● What to do
From the records below, return every line containing the word "GULT".

● Element data from apps and pages

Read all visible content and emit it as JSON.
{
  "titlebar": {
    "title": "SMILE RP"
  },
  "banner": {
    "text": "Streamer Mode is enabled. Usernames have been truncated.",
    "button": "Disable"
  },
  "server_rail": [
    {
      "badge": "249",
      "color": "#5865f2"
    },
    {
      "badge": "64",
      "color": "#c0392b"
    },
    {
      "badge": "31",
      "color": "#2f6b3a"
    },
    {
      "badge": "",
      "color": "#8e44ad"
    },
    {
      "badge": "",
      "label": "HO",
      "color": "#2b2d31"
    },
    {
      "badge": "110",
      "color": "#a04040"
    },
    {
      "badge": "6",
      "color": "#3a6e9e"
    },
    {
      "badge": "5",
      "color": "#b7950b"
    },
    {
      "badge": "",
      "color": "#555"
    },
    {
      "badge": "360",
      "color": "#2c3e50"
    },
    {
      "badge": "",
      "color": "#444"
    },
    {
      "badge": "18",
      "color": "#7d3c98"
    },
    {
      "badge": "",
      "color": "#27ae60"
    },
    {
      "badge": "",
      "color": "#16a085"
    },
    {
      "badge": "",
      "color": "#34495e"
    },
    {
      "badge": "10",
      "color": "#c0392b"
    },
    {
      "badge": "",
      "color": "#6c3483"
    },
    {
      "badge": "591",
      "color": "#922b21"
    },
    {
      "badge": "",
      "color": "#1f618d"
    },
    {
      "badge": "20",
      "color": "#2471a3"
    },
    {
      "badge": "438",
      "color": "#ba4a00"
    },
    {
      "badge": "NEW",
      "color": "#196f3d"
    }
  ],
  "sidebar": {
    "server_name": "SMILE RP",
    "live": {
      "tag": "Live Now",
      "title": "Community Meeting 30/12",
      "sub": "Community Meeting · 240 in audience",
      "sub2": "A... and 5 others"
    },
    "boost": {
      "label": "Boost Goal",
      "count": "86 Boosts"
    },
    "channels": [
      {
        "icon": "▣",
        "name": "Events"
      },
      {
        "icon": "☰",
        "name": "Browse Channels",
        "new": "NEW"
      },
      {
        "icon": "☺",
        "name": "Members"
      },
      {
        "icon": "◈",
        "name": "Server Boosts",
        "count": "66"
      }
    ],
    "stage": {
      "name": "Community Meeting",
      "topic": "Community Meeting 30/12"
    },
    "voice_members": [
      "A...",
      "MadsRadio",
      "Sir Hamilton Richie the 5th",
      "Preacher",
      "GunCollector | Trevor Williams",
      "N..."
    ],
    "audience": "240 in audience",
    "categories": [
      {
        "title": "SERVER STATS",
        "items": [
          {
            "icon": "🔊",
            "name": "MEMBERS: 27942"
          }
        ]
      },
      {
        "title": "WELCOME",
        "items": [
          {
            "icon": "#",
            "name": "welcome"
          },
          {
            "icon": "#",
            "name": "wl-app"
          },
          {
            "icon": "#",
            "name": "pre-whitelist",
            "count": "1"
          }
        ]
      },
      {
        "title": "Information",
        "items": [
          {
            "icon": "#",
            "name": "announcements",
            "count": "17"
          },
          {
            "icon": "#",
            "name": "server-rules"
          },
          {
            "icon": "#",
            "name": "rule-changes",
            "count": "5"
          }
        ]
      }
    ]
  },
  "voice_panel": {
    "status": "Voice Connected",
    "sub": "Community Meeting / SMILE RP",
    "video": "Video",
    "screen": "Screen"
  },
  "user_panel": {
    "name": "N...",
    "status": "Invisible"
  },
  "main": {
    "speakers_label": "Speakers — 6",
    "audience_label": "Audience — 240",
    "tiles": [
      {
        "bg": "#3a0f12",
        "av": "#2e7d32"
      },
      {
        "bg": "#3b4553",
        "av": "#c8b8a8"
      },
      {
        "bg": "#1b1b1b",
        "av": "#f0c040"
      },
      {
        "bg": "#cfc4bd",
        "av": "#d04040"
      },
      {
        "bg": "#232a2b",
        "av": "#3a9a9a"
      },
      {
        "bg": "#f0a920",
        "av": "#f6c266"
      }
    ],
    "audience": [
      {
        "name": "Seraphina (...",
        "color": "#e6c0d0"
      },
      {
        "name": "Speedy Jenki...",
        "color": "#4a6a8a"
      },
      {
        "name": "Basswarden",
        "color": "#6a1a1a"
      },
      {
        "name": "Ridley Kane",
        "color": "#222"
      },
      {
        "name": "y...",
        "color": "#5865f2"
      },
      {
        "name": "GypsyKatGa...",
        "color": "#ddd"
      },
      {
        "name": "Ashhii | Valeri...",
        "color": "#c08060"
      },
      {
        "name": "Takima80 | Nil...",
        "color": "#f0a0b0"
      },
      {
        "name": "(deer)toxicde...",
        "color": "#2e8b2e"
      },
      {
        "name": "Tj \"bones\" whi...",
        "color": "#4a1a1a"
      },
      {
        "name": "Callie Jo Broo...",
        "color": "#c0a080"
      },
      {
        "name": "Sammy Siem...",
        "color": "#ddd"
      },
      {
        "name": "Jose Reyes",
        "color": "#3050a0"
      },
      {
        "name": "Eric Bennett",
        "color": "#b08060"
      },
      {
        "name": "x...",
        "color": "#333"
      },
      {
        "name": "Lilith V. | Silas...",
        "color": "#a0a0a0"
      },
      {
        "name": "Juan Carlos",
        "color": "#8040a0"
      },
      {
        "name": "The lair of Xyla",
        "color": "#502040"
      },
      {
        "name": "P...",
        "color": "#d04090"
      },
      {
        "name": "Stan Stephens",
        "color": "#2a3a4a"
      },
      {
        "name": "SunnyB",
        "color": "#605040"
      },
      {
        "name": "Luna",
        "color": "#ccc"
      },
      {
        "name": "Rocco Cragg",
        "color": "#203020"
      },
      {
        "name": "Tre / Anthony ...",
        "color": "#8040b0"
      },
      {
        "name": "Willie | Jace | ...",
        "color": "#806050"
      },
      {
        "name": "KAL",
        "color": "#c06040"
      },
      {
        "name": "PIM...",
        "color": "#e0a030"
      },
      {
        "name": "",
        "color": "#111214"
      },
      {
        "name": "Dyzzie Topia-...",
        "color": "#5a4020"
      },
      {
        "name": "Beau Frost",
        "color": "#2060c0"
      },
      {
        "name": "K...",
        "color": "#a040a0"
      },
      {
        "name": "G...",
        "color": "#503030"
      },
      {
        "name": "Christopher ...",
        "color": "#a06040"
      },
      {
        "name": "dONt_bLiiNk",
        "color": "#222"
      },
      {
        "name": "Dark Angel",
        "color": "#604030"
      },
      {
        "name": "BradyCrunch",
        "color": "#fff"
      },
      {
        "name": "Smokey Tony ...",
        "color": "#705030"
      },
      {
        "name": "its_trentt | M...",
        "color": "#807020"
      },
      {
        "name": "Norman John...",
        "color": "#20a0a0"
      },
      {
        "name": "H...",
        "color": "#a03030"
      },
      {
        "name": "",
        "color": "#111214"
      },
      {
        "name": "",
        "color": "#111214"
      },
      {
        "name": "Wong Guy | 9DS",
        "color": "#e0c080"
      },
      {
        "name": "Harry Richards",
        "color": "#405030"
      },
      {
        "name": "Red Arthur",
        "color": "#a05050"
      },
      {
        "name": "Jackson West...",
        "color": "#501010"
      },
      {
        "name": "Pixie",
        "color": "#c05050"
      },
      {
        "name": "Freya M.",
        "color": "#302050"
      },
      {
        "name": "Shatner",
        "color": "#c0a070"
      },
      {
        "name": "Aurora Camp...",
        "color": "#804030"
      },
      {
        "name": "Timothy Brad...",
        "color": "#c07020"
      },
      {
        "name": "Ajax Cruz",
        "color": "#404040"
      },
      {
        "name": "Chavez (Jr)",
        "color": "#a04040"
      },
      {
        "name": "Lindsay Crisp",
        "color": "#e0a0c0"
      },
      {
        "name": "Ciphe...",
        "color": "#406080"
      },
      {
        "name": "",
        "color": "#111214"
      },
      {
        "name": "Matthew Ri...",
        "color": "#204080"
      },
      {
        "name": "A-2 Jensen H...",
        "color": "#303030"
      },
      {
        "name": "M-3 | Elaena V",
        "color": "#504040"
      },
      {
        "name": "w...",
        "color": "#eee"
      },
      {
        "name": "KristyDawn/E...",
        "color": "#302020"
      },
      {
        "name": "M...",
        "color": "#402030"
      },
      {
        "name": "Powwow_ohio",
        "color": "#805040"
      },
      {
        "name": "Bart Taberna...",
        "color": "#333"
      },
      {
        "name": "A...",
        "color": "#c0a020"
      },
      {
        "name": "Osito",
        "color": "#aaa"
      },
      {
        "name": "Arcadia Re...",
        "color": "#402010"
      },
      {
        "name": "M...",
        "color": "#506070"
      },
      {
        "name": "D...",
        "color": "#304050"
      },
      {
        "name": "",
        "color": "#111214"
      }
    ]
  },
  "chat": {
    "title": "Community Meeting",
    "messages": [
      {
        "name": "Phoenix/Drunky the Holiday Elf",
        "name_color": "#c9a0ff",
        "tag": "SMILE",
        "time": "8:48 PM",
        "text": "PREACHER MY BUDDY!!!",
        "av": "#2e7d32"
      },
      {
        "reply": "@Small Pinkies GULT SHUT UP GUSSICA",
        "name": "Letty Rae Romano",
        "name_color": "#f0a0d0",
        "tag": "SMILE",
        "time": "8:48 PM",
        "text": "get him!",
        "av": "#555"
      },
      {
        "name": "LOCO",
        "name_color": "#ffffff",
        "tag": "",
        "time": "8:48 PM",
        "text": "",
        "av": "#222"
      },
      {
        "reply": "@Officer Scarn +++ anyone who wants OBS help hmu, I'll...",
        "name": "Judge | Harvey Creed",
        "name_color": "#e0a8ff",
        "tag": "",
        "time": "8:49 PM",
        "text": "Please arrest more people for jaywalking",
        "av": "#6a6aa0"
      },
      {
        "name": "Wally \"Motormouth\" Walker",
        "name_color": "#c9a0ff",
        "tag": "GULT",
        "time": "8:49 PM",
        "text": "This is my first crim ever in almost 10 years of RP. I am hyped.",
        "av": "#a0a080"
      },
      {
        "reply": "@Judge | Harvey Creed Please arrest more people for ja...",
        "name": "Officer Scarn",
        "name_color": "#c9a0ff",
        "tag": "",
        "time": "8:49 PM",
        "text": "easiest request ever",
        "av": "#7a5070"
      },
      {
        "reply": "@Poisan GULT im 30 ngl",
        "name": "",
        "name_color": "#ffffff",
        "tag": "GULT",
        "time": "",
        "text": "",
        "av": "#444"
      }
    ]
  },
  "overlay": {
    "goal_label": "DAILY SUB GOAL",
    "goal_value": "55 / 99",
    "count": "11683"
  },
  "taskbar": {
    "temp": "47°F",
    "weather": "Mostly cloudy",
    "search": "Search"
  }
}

● Output below
        "reply": "@Small Pinkies GULT SHUT UP GUSSICA",
        "tag": "GULT",
        "reply": "@Poisan GULT im 30 ngl",
        "tag": "GULT",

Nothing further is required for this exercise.